Itch Keeping You Up at Night? How to Manage Sleep and AD
Atopic dermatitis (AD), the chronic, itchy, inflammatory skin disease, affects up to 30% of all children and up to 60% of those children also report disturbed sleep. While it is not fully understood whether it’s the itch of AD keeping these kids up at night, or some other sort of underlying issue caused by AD, it is known that lack of sleep has effects on cognitive function and quality of life.
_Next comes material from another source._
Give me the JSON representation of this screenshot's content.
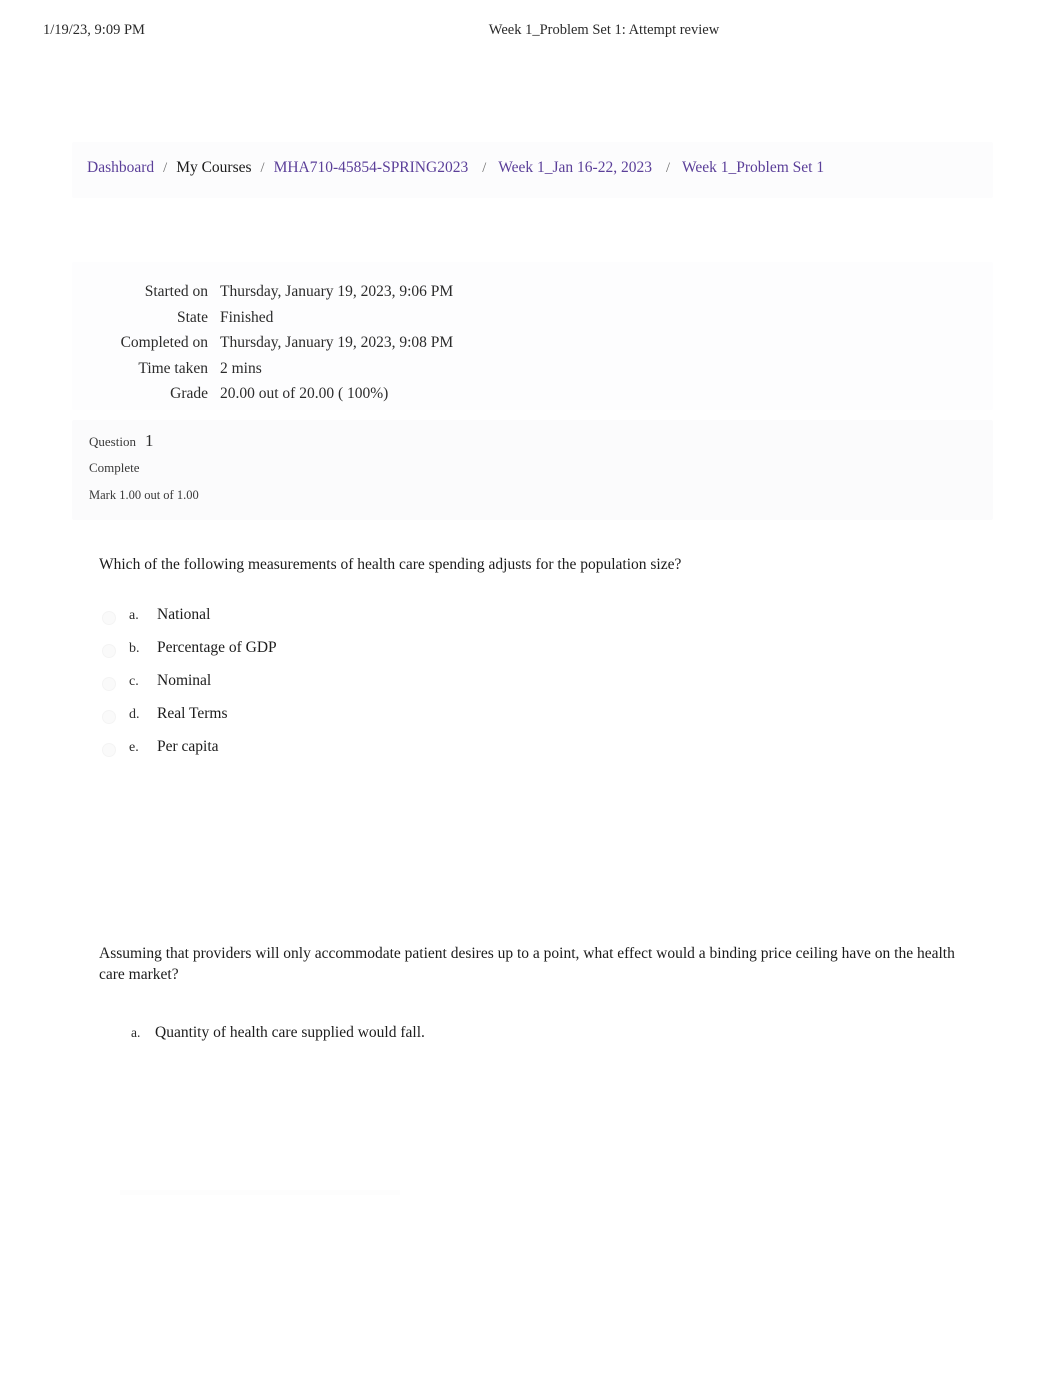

A recent study reviewed the benefits and risks of available therapeutic sleep aids to manage sleep disturbances in children with AD. First generation antihistamines (usually diphenhydramine and hydroxyzine) are often the first line medication used to manage itchiness at night. These medications have side effects ranging from mild to dangerous, since overdosing is a real concern. Parents must be cautioned about correct dosing since some fatal overdoses have occurred. Also, the sedation that these medications cause may have lasting effects into the daytime hours and may affect school performance.
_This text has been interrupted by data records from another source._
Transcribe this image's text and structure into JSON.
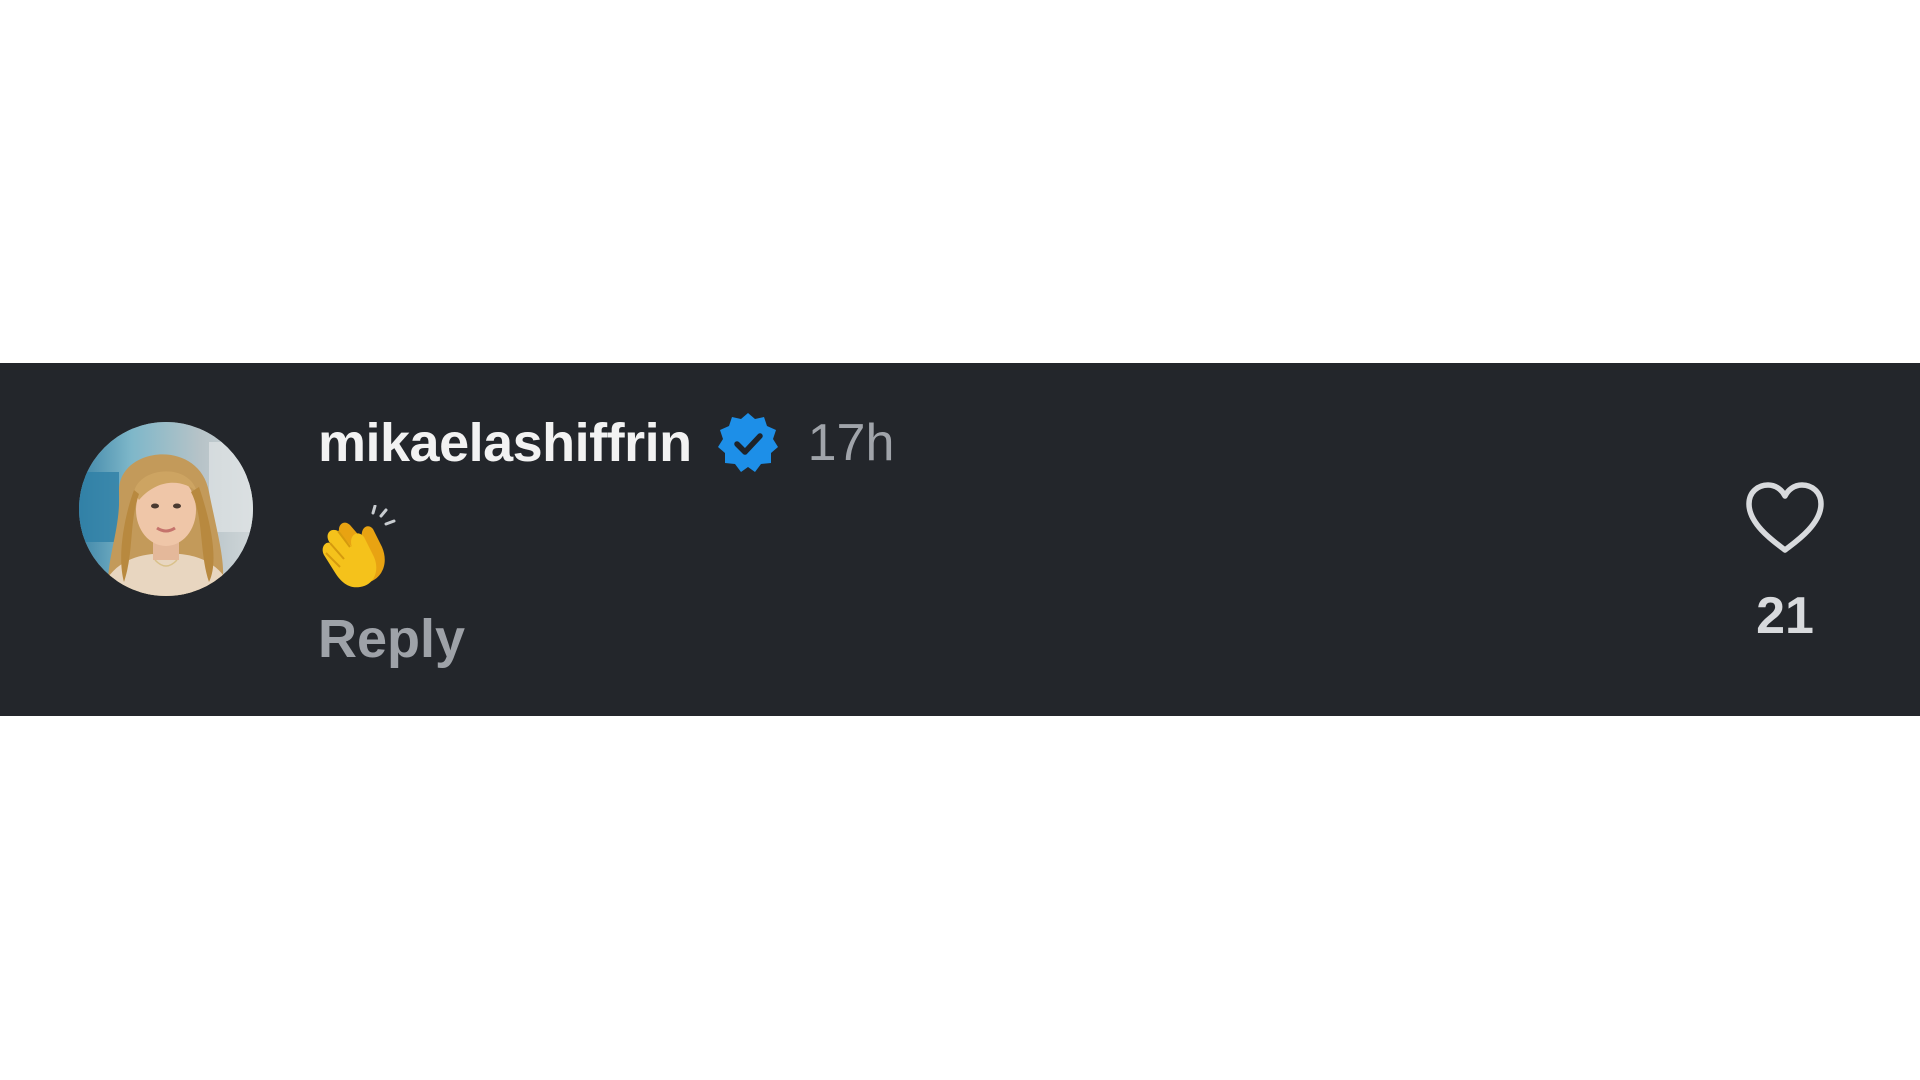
{
  "comment": {
    "username": "mikaelashiffrin",
    "verified": true,
    "verified_icon": "verified-badge-icon",
    "timestamp": "17h",
    "body": "👏",
    "body_icon": "clapping-hands-icon",
    "reply_label": "Reply",
    "like_icon": "heart-outline-icon",
    "like_count": "21"
  },
  "colors": {
    "background": "#23262b",
    "username": "#f2f2f2",
    "timestamp": "#a0a4aa",
    "reply": "#9ea2a8",
    "verified": "#1d8fe8"
  }
}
Low-dose tricyclic antidepressants and benzodiazepines have also been used to combat sleep issues. The authors note that there are no formal studies on the use of these medications in children, but a possible benefit could be their anti-anxiety effects.
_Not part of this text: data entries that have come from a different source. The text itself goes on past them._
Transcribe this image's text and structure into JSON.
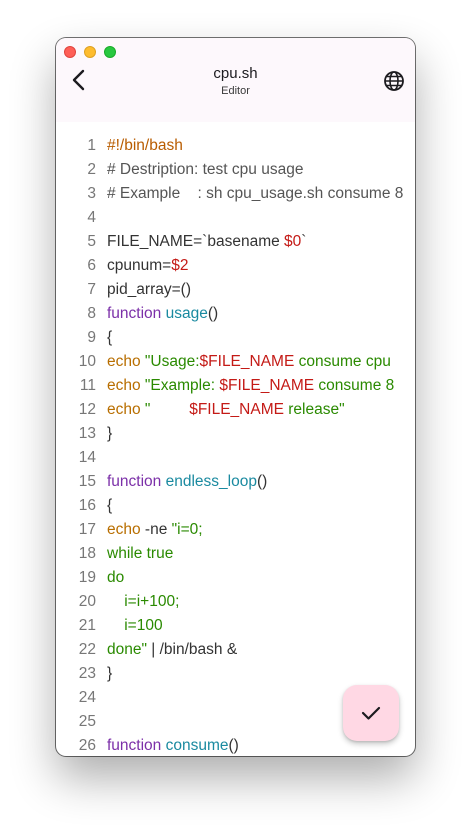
{
  "header": {
    "title": "cpu.sh",
    "subtitle": "Editor",
    "back_icon": "chevron-left-icon",
    "globe_icon": "globe-icon"
  },
  "fab": {
    "icon": "checkmark-icon",
    "color": "#ffd8e4"
  },
  "colors": {
    "keyword": "#7b2fa8",
    "function_name": "#1a8aa0",
    "builtin": "#b86e00",
    "string": "#2a8a00",
    "variable": "#c41a16"
  },
  "lines": [
    {
      "n": "1",
      "tokens": [
        {
          "t": "#!/bin/bash",
          "c": "shebang"
        }
      ]
    },
    {
      "n": "2",
      "tokens": [
        {
          "t": "# Destription: test cpu usage",
          "c": "comment"
        }
      ]
    },
    {
      "n": "3",
      "tokens": [
        {
          "t": "# Example    : sh cpu_usage.sh consume 8",
          "c": "comment"
        }
      ]
    },
    {
      "n": "4",
      "tokens": []
    },
    {
      "n": "5",
      "tokens": [
        {
          "t": "FILE_NAME=`basename ",
          "c": "plain"
        },
        {
          "t": "$0",
          "c": "var"
        },
        {
          "t": "`",
          "c": "plain"
        }
      ]
    },
    {
      "n": "6",
      "tokens": [
        {
          "t": "cpunum=",
          "c": "plain"
        },
        {
          "t": "$2",
          "c": "var"
        }
      ]
    },
    {
      "n": "7",
      "tokens": [
        {
          "t": "pid_array=()",
          "c": "plain"
        }
      ]
    },
    {
      "n": "8",
      "tokens": [
        {
          "t": "function",
          "c": "keyword"
        },
        {
          "t": " ",
          "c": "plain"
        },
        {
          "t": "usage",
          "c": "func"
        },
        {
          "t": "()",
          "c": "plain"
        }
      ]
    },
    {
      "n": "9",
      "tokens": [
        {
          "t": "{",
          "c": "plain"
        }
      ]
    },
    {
      "n": "10",
      "tokens": [
        {
          "t": "echo",
          "c": "builtin"
        },
        {
          "t": " \"Usage:",
          "c": "string"
        },
        {
          "t": "$FILE_NAME",
          "c": "var"
        },
        {
          "t": " consume cpu",
          "c": "string"
        }
      ]
    },
    {
      "n": "11",
      "tokens": [
        {
          "t": "echo",
          "c": "builtin"
        },
        {
          "t": " \"Example: ",
          "c": "string"
        },
        {
          "t": "$FILE_NAME",
          "c": "var"
        },
        {
          "t": " consume 8",
          "c": "string"
        }
      ]
    },
    {
      "n": "12",
      "tokens": [
        {
          "t": "echo",
          "c": "builtin"
        },
        {
          "t": " \"         ",
          "c": "string"
        },
        {
          "t": "$FILE_NAME",
          "c": "var"
        },
        {
          "t": " release\"",
          "c": "string"
        }
      ]
    },
    {
      "n": "13",
      "tokens": [
        {
          "t": "}",
          "c": "plain"
        }
      ]
    },
    {
      "n": "14",
      "tokens": []
    },
    {
      "n": "15",
      "tokens": [
        {
          "t": "function",
          "c": "keyword"
        },
        {
          "t": " ",
          "c": "plain"
        },
        {
          "t": "endless_loop",
          "c": "func"
        },
        {
          "t": "()",
          "c": "plain"
        }
      ]
    },
    {
      "n": "16",
      "tokens": [
        {
          "t": "{",
          "c": "plain"
        }
      ]
    },
    {
      "n": "17",
      "tokens": [
        {
          "t": "echo",
          "c": "builtin"
        },
        {
          "t": " -ne ",
          "c": "plain"
        },
        {
          "t": "\"i=0;",
          "c": "string"
        }
      ]
    },
    {
      "n": "18",
      "tokens": [
        {
          "t": "while true",
          "c": "string"
        }
      ]
    },
    {
      "n": "19",
      "tokens": [
        {
          "t": "do",
          "c": "string"
        }
      ]
    },
    {
      "n": "20",
      "tokens": [
        {
          "t": "    i=i+100;",
          "c": "string"
        }
      ]
    },
    {
      "n": "21",
      "tokens": [
        {
          "t": "    i=100",
          "c": "string"
        }
      ]
    },
    {
      "n": "22",
      "tokens": [
        {
          "t": "done\"",
          "c": "string"
        },
        {
          "t": " | /bin/bash &",
          "c": "plain"
        }
      ]
    },
    {
      "n": "23",
      "tokens": [
        {
          "t": "}",
          "c": "plain"
        }
      ]
    },
    {
      "n": "24",
      "tokens": []
    },
    {
      "n": "25",
      "tokens": []
    },
    {
      "n": "26",
      "tokens": [
        {
          "t": "function",
          "c": "keyword"
        },
        {
          "t": " ",
          "c": "plain"
        },
        {
          "t": "consume",
          "c": "func"
        },
        {
          "t": "()",
          "c": "plain"
        }
      ]
    }
  ]
}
Melatonin supplements show promise as a sleep aid with minimal side effects, but parents need to know that the FDA does not regulate it and that more studies are needed to determine optimal dosing and duration of treatment.
The authors also look at behavioral strategies to manage itching and of course, the effects of better managing AD overall on sleep quality. The authors conclude that further study is needed to determine which medications are optimal, but there are options to help manage sleep disturbances.